Thought this seemed appropriate and a bit light-hearted humor for your upcoming Halloween
This essay first appeared in the Christian Science Monitor’s Home Forum section on October 27, 1997.
Lost in Translation: American Halloween
by Connie Wieck
As Halloween approaches, I am once again haunted by the cultural ghosts I accidentally released in China.
The school year had begun at Jiangxi Normal University, where I was teaching English to 40 Chinese English teachers from rural secondary schools. The teachers were eager to learn, knowing that the intensive one-year language study would increase their English skills and introduce them to new teaching methodology.
But soon, October arrived. The damp, autumn chill invaded our unheated classroom and everyone’s spirits plummeted. Cheerfulness was replaced by the homesickness of men and women, far from family and friends. Even I felt the tug of loneliness. I began dreaming of sunny fall days in my hometown and evenings curled up on the couch with a cup of hot chocolate.
In mid-October, a package arrived. Inside it were festive Halloween decorations. A card read, “Have fun with your students! Love, Mom.”
Her advice was not taken lightly.
After an evening of planning, I created a series of Halloween lessons bound to put the pizzazz back into our classroom community. But more important, I wanted to model an innovative English-language unit that the teachers could use with their own pupils.
The last week of October was devoted to All Hallow’s Eve in our classroom. I zealously whisked my students through language and hands-on activities centered on American Halloween traditions.
For the unit’s finale, the students came trick-or-treating to my decorated apartment Halloween night. I greeted them in an improvised black cat costume and handed out candy-filled bags with every “Trick-or-Treat!” shouted at my doorway. Everyone enjoyed the visit. After posing for pictures with a jointed cardboard skeleton, they departed with great laughter and stories to tell.
I was confident my Halloween unit had been a success, but I knew some form of evaluation was necessary. I asked my students to come to class prepared to write about a Halloween tradition they would like to teach their own Chinese pupils.
On the assigned day, the students arrived with paper and pencils. They sat at their desks, diligently composing their essays. Their pencils moved nonstop. Such intense concentration only bolstered my confidence that the Halloween lessons had been worthwhile.
When the last essay was collected, the students returned to their dormitories. I eagerly headed back to my apartment to read what they had written.

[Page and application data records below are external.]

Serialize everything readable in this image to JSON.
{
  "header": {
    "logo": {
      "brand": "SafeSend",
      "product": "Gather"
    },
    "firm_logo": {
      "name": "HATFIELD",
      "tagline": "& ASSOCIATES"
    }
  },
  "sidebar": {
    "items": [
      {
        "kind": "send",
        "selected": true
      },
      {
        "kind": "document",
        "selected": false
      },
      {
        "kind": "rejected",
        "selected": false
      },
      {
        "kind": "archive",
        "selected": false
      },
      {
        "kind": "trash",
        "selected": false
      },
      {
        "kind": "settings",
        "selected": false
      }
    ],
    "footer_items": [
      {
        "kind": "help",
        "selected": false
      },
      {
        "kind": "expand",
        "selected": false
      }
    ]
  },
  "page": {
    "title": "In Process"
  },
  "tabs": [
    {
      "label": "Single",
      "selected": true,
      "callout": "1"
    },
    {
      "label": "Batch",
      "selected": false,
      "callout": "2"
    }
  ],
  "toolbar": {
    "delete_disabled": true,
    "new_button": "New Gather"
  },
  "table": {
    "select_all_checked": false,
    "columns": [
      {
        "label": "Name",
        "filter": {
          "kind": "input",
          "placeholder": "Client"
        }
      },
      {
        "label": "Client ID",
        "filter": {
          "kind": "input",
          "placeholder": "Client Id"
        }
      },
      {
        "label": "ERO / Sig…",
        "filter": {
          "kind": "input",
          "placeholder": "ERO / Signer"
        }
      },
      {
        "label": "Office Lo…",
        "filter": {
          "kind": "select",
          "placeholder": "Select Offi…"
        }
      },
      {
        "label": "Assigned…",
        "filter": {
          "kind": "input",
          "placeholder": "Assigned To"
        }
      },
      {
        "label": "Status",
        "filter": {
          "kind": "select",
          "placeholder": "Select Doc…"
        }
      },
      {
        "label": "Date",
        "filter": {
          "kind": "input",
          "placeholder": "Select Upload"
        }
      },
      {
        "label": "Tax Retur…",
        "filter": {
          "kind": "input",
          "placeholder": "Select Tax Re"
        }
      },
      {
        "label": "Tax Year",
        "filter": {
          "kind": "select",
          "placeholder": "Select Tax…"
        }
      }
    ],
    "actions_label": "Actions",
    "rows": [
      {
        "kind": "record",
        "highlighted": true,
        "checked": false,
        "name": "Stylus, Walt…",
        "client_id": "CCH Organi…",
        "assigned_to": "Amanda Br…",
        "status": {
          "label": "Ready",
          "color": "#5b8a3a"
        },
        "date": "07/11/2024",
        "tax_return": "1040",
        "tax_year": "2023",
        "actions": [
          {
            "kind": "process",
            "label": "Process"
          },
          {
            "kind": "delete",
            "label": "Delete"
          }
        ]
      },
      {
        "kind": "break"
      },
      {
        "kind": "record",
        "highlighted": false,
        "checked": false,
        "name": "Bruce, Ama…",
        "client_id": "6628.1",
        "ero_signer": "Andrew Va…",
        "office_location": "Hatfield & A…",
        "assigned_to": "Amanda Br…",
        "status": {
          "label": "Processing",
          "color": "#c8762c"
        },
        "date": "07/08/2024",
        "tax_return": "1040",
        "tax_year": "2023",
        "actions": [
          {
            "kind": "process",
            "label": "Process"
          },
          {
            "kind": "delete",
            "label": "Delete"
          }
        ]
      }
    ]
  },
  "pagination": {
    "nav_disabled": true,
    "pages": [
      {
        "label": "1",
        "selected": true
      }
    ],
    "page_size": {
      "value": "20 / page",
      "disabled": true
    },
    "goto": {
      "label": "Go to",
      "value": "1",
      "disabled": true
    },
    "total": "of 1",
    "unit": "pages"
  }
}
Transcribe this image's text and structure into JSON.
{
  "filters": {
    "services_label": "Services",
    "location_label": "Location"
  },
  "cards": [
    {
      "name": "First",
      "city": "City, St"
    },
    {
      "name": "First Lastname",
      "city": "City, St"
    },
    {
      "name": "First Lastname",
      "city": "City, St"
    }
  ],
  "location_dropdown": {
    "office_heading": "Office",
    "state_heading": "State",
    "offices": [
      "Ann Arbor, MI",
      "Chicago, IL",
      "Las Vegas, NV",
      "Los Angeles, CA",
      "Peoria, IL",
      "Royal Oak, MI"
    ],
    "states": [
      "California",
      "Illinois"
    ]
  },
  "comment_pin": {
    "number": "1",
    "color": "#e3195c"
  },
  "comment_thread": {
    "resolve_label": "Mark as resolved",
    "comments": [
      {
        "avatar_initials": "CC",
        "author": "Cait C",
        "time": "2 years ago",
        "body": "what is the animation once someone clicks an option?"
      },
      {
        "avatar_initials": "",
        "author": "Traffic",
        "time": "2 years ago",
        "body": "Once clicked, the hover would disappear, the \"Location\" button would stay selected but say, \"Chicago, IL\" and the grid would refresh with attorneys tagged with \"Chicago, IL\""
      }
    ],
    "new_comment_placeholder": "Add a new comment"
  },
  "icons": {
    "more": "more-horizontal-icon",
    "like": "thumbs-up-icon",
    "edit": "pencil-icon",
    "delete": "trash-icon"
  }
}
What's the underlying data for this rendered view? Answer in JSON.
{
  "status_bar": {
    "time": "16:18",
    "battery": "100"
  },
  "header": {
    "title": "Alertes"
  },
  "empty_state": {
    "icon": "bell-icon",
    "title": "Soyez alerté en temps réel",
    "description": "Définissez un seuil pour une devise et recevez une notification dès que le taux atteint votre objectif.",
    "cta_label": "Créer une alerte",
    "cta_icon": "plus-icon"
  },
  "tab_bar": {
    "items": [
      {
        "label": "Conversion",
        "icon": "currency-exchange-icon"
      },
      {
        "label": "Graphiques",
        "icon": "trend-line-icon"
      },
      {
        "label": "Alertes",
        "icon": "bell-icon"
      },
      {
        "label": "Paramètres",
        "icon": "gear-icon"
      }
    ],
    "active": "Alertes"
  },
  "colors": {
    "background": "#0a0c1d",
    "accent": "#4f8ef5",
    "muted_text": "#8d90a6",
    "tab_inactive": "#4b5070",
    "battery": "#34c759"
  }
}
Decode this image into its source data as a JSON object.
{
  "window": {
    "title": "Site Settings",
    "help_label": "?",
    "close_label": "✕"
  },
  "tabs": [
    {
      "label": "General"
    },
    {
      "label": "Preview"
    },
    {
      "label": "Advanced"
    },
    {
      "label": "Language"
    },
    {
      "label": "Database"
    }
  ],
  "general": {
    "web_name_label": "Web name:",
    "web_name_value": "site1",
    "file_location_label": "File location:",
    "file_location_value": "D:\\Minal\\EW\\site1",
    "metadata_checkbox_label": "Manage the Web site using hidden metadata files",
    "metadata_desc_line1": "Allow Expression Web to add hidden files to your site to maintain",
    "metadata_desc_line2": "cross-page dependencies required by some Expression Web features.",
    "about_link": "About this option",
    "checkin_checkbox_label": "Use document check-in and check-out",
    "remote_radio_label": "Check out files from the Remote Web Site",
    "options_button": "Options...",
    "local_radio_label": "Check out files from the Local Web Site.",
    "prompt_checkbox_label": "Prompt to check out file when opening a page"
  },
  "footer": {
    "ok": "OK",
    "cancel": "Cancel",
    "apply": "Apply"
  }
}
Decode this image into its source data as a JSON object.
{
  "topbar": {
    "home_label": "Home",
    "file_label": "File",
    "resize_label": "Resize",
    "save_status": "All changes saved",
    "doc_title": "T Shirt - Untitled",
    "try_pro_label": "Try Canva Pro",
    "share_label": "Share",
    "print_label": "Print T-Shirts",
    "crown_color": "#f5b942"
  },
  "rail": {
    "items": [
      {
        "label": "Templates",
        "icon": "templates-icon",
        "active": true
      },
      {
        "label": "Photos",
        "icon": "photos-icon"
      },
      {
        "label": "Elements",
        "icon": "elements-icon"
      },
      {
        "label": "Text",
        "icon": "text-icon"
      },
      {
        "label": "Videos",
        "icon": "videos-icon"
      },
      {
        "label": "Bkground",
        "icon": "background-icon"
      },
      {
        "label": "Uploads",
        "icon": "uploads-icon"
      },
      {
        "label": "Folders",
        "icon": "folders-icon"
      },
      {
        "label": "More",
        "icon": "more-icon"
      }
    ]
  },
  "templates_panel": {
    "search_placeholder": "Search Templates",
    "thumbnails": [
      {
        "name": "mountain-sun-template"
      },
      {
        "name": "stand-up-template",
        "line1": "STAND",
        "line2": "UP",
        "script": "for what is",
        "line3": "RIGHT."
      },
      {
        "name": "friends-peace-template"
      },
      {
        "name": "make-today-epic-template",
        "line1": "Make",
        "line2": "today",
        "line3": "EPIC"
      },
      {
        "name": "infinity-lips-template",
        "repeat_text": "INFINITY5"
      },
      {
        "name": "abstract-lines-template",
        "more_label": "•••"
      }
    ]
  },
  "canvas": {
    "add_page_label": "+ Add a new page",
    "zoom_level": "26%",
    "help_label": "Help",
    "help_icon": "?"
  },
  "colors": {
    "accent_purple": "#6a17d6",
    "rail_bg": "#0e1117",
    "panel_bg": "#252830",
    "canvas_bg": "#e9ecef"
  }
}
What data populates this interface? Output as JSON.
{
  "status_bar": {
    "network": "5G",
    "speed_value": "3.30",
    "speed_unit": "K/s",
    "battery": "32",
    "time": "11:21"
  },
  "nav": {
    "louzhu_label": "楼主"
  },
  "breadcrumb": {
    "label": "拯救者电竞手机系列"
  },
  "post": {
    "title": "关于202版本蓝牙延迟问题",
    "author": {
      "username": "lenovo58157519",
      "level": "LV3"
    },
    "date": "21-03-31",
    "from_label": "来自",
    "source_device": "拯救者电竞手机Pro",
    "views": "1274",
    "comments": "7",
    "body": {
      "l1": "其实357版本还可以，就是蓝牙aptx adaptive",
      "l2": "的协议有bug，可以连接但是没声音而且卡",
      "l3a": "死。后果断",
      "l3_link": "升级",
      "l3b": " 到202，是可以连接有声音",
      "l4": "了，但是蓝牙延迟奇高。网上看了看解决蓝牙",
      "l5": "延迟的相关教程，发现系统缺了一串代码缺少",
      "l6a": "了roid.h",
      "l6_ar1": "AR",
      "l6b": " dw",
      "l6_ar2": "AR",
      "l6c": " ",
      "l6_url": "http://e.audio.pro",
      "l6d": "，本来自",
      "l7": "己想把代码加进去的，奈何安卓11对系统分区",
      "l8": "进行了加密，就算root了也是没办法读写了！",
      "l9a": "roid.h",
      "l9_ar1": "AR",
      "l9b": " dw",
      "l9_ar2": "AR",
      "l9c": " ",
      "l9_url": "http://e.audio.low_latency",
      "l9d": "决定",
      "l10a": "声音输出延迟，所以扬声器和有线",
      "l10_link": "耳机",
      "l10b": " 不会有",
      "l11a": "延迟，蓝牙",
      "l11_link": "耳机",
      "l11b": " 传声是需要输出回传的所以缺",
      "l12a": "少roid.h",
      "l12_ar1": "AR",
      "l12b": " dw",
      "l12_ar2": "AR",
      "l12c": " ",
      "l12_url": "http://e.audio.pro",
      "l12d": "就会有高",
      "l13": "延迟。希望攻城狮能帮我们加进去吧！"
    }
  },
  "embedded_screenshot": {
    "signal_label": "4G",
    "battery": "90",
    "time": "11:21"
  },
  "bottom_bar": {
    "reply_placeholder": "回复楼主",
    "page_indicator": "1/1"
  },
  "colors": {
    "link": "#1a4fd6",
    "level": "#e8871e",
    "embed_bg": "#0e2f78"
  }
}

It was a teacher’s nightmare.
American Halloween “traditions” came flying off the pages of their essays and whizzed about my head like confused bats: All adults wear masks; frightened children run madly through the streets; candy becomes the staple food. Ghosts are seen and wolves are heard. Pumpkins are “craved” and houses are “hunted.”
But only when our most practiced Halloween activity crumbled before my eyes did I finally admit defeat.
“At 8:20,” one student wrote, “we knocked at the door. The door opened and out came our foreign teacher. Then we shouted the famous Halloween words: Strike-or-Streak!’ “
Here’s hoping your Halloween evening is full of safety and fun. But, please, folks, no striking or streaking.